2002 CES Day Four

We continue to roam the Alexis Park complex, our antennae tuned for innovative home theater products. Among the most interesting: Legacy Audio's "Harmony" loudspeaker, perhaps the first truly high-performance in-wall we've ever heard. This unique design features a rigid back plate that's screwed into place in a sheetrock cutout between two studs on standard 16" centers. The fully assembled front baffle then slides into place and is secured by two screws. Unlike other in-wall designs that attempt to disappear, the Harmony actually protrudes about two inches from the surface of the wall. Its craftsmanship matched its sonic appeal—it was surprisingly deep and dynamic, but very natural sounding through the midrange and highs.

Legacy is working on a version that can be turned horizontally for center channel use below a plasma monitor or front projection screen. Like other Legacy products, the Harmony comes in a number of natural wood finishes, and four grille colors-black, white, ivory, and gray, stated vice president Bob Howard.

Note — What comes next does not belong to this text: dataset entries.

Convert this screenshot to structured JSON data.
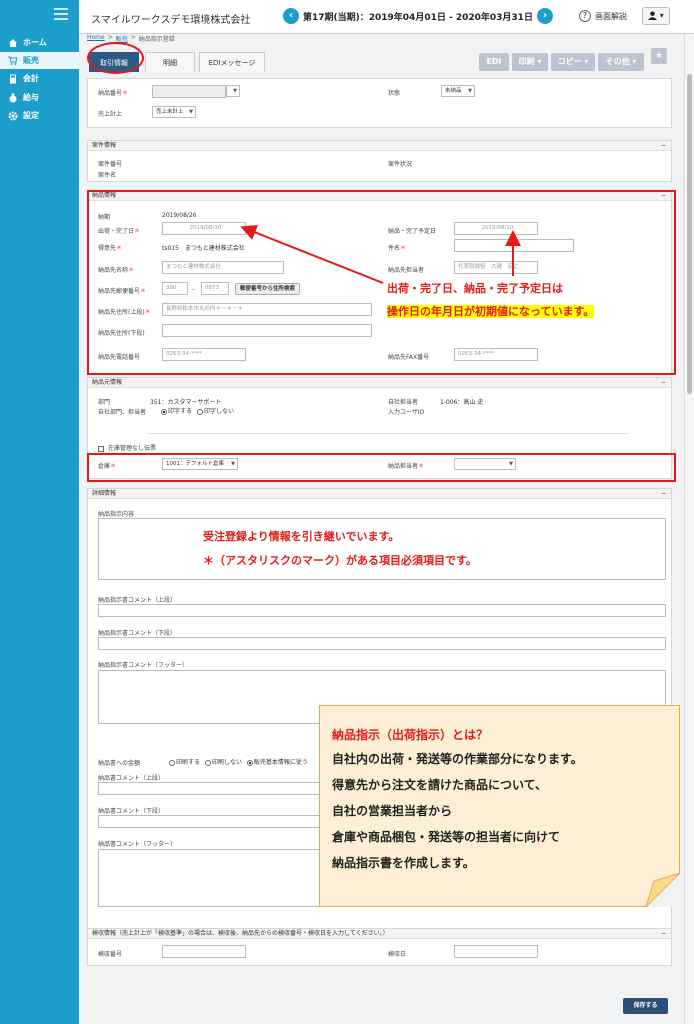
{
  "sidebar": {
    "items": [
      {
        "label": "ホーム",
        "icon": "home-icon"
      },
      {
        "label": "販売",
        "icon": "cart-icon"
      },
      {
        "label": "会計",
        "icon": "calculator-icon"
      },
      {
        "label": "給与",
        "icon": "money-bag-icon"
      },
      {
        "label": "設定",
        "icon": "gear-icon"
      }
    ]
  },
  "header": {
    "company": "スマイルワークスデモ環境株式会社",
    "prev": "‹",
    "next": "›",
    "period": "第17期(当期)：2019年04月01日 - 2020年03月31日",
    "help": "画面解説",
    "user": "▾"
  },
  "breadcrumb": {
    "home": "Home",
    "sales": "販売",
    "sep": ">",
    "current": "納品指示登録"
  },
  "tabs": [
    "取引情報",
    "明細",
    "EDIメッセージ"
  ],
  "toolbar": {
    "edi": "EDI",
    "print": "印刷 ▾",
    "copy": "コピー ▾",
    "other": "その他 ▾",
    "pin": "★"
  },
  "top": {
    "delivery_no": "納品番号",
    "status": "状態",
    "status_value": "未納品",
    "sales_posting": "売上計上",
    "sales_posting_value": "売上未計上"
  },
  "project": {
    "title": "案件情報",
    "no": "案件番号",
    "status": "案件状況",
    "name": "案件名"
  },
  "delivery": {
    "title": "納品情報",
    "due": "納期",
    "due_value": "2019/08/26",
    "ship_date": "出荷・完了日",
    "ship_date_value": "2019/08/10",
    "complete_date": "納品・完了予定日",
    "complete_date_value": "2019/08/10",
    "customer": "得意先",
    "customer_value": "ts015　まつもと建材株式会社",
    "subject": "件名",
    "dest_name": "納品先名称",
    "dest_name_value": "まつもと建材株式会社",
    "dest_person": "納品先担当者",
    "dest_person_value": "代表取締役　大越　宏之",
    "zip": "納品先郵便番号",
    "zip1": "390",
    "zip2": "0873",
    "zip_search": "郵便番号から住所検索",
    "addr1": "納品先住所(上段)",
    "addr1_value": "長野県松本市丸の内＊－＊－＊",
    "addr2": "納品先住所(下段)",
    "tel": "納品先電話番号",
    "tel_value": "0263-34-****",
    "fax": "納品先FAX番号",
    "fax_value": "0263-34-****"
  },
  "annot1": {
    "line1": "出荷・完了日、納品・完了予定日は",
    "line2": "操作日の年月日が初期値になっています。"
  },
  "source": {
    "title": "納品元情報",
    "dept": "部門",
    "dept_value": "351：カスタマーサポート",
    "own_person": "自社担当者",
    "own_person_value": "1-006：高山 史",
    "own_dept_print": "自社部門、担当者",
    "print_on": "印字する",
    "print_off": "印字しない",
    "input_user": "入力ユーザID",
    "no_stock": "在庫管理なし伝票",
    "warehouse": "倉庫",
    "warehouse_value": "1001：デフォルト倉庫",
    "delivery_person": "納品担当者"
  },
  "detail": {
    "title": "詳細情報",
    "instruction": "納品指示内容",
    "comment_top": "納品指示書コメント（上段）",
    "comment_bottom": "納品指示書コメント（下段）",
    "comment_footer": "納品指示書コメント（フッター）",
    "seal": "納品書への金額",
    "seal_opt1": "印刷する",
    "seal_opt2": "印刷しない",
    "seal_opt3": "販売基本情報に従う",
    "slip_top": "納品書コメント（上段）",
    "slip_bottom": "納品書コメント（下段）",
    "slip_footer": "納品書コメント（フッター）"
  },
  "annot2": {
    "line1": "受注登録より情報を引き継いでいます。",
    "line2": "＊（アスタリスクのマーク）がある項目必須項目です。"
  },
  "note": {
    "lines": [
      "納品指示（出荷指示）とは？",
      "自社内の出荷・発送等の作業部分になります。",
      "得意先から注文を請けた商品について、",
      "自社の営業担当者から",
      "倉庫や商品梱包・発送等の担当者に向けて",
      "納品指示書を作成します。"
    ]
  },
  "inspect": {
    "title": "検収情報（売上計上が「検収基準」の場合は、検収後、納品先からの検収番号・検収日を入力してください。）",
    "no": "検収番号",
    "date": "検収日"
  },
  "save": "保存する",
  "colors": {
    "sidebar": "#1b9ec9",
    "annotation": "#e41a1a",
    "highlight": "#ffff00",
    "note_bg": "#fdefd5"
  }
}
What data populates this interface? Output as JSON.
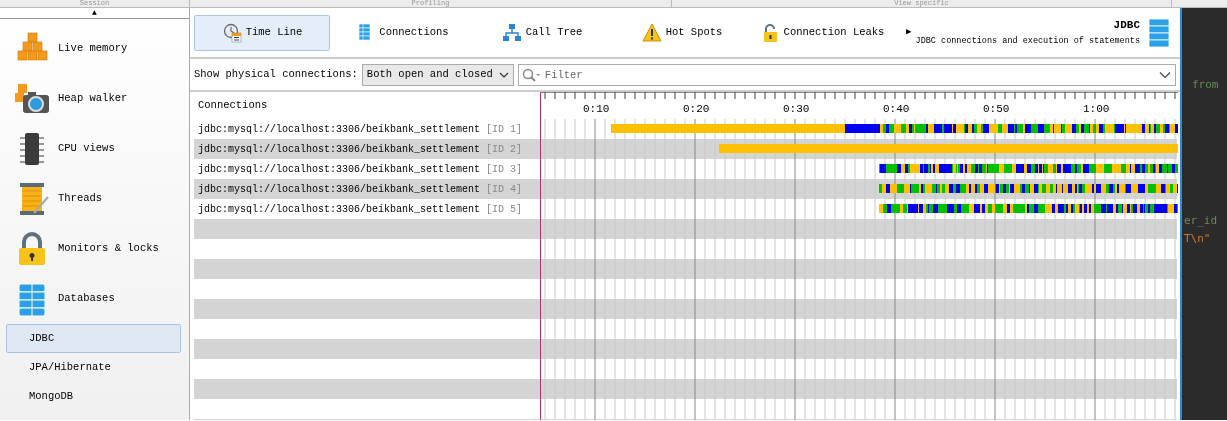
{
  "top_sections": [
    {
      "label": "Session"
    },
    {
      "label": "Profiling"
    },
    {
      "label": "View specific"
    }
  ],
  "sidebar": {
    "scroll_arrow": "▲",
    "items": [
      {
        "label": "Live memory",
        "kind": "category",
        "selected": false
      },
      {
        "label": "Heap walker",
        "kind": "category",
        "selected": false
      },
      {
        "label": "CPU views",
        "kind": "category",
        "selected": false
      },
      {
        "label": "Threads",
        "kind": "category",
        "selected": false
      },
      {
        "label": "Monitors & locks",
        "kind": "category",
        "selected": false
      },
      {
        "label": "Databases",
        "kind": "category",
        "selected": false
      },
      {
        "label": "JDBC",
        "kind": "view",
        "selected": true
      },
      {
        "label": "JPA/Hibernate",
        "kind": "view",
        "selected": false
      },
      {
        "label": "MongoDB",
        "kind": "view",
        "selected": false
      }
    ]
  },
  "tabs": [
    {
      "label": "Time Line",
      "selected": true
    },
    {
      "label": "Connections",
      "selected": false
    },
    {
      "label": "Call Tree",
      "selected": false
    },
    {
      "label": "Hot Spots",
      "selected": false
    },
    {
      "label": "Connection Leaks",
      "selected": false
    }
  ],
  "tabs_overflow_arrow": "▶",
  "view_header": {
    "title": "JDBC",
    "description": "JDBC connections and execution of statements"
  },
  "filter_bar": {
    "label": "Show physical connections:",
    "select_value": "Both open and closed",
    "placeholder": "Filter"
  },
  "timeline": {
    "column_header": "Connections",
    "time_labels": [
      "0:10",
      "0:20",
      "0:30",
      "0:40",
      "0:50",
      "1:00"
    ],
    "rows": [
      {
        "url": "jdbc:mysql://localhost:3306/beikbank_settlement",
        "id": "[ID 1]",
        "kind": "mixed",
        "level": 0.89
      },
      {
        "url": "jdbc:mysql://localhost:3306/beikbank_settlement",
        "id": "[ID 2]",
        "kind": "idle",
        "level": 0.72
      },
      {
        "url": "jdbc:mysql://localhost:3306/beikbank_settlement",
        "id": "[ID 3]",
        "kind": "active",
        "level": 0.47
      },
      {
        "url": "jdbc:mysql://localhost:3306/beikbank_settlement",
        "id": "[ID 4]",
        "kind": "active",
        "level": 0.47
      },
      {
        "url": "jdbc:mysql://localhost:3306/beikbank_settlement",
        "id": "[ID 5]",
        "kind": "active",
        "level": 0.47
      }
    ]
  },
  "editor": {
    "lines": [
      {
        "text": "from",
        "color": "#6a8759"
      },
      {
        "text": "er_id",
        "color": "#6a8759"
      },
      {
        "text": "T\\n\"",
        "color": "#cc7832"
      }
    ]
  }
}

Bryston's partnership with British loudspeaker manufacturer PMC has yielded some compelling designs. The cobalt blue AML1 is a two-way powered monitor, a version of which debuted at the Los Angeles Audio Engineering Society convention. The AML1 is compact but outputs prodigious bass. It's ideal for systems in small-to-medium rooms. PMC chose the 2002 CES to launch an unusual "audiophile sub-bass unit," the TLE1—a slim columnar transmission line subwoofer using two 6.5" drivers. A small footprint, a flat frequency response down to 22Hz, an internal 150-Watt amplifier, a variable roll-off, and continuously variable phase response make the TLE1 a versatile addition to any music or cinema system.

Bryston is venturing into the 7.1 channel field with its new SP 1.7 analog/digital preamp/processor. From mono to stereo to all surround formats, Bryston claims uncompromising purist performance. One unique (in our experience) aspect about the SP 1.7 is that each gold-plated input, whether single-ended or balanced, is buffered by its own line amplifier, a technique claimed to eliminate cross-talk, noise, and other forms of unwanted interaction. For home theaters where space is not a problem, Bryston has the new PowerPac 250, a mono version of the company's highly regarded 4B-ST.